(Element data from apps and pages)
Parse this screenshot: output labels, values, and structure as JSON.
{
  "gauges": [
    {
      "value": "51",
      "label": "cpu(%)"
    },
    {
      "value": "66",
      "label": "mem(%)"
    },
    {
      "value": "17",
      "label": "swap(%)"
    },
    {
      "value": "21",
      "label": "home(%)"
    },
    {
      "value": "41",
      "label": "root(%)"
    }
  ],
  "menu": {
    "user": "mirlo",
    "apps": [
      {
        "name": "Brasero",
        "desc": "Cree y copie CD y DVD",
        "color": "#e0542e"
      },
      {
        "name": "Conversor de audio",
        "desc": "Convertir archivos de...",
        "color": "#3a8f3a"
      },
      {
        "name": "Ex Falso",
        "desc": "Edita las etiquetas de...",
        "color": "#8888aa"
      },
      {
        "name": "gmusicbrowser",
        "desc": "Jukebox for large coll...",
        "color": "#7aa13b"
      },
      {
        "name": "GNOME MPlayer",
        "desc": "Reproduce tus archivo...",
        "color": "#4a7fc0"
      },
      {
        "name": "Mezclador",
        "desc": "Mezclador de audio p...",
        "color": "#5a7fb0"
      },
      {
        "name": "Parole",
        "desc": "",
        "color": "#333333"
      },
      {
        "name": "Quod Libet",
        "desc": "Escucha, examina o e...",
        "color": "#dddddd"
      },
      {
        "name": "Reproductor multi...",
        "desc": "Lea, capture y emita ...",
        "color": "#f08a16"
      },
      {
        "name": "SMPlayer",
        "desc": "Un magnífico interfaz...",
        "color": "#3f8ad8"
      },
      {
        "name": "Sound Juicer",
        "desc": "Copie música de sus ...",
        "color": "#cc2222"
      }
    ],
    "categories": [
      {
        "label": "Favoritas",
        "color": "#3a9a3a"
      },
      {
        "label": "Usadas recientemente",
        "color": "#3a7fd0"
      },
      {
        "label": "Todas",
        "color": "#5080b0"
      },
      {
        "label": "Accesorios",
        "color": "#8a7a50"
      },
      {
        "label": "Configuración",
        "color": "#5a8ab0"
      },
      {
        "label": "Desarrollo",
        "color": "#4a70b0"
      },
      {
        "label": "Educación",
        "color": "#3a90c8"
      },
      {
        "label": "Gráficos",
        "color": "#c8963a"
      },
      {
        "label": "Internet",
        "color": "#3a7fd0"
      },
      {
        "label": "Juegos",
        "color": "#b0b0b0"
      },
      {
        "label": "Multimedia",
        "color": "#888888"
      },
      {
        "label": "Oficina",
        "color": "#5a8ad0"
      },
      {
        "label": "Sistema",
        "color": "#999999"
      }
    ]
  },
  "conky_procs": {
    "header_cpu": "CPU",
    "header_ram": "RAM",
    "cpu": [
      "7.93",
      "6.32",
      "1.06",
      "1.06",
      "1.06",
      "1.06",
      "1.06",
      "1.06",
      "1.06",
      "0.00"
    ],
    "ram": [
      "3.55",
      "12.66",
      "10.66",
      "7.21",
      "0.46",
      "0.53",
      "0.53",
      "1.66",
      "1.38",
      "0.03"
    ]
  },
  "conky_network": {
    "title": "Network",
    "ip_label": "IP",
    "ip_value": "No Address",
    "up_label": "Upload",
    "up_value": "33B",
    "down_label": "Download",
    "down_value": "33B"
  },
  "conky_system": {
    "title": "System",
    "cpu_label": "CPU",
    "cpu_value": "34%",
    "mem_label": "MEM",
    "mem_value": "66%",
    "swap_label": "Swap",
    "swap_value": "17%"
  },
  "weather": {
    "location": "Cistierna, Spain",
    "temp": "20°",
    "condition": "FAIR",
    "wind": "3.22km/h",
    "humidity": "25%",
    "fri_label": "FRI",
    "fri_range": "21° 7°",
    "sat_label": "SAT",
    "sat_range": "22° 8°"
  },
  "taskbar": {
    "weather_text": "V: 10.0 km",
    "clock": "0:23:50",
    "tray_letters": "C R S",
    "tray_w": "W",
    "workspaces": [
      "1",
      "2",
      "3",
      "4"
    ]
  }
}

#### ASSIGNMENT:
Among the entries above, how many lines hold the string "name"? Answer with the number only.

#### THE ANSWER:
11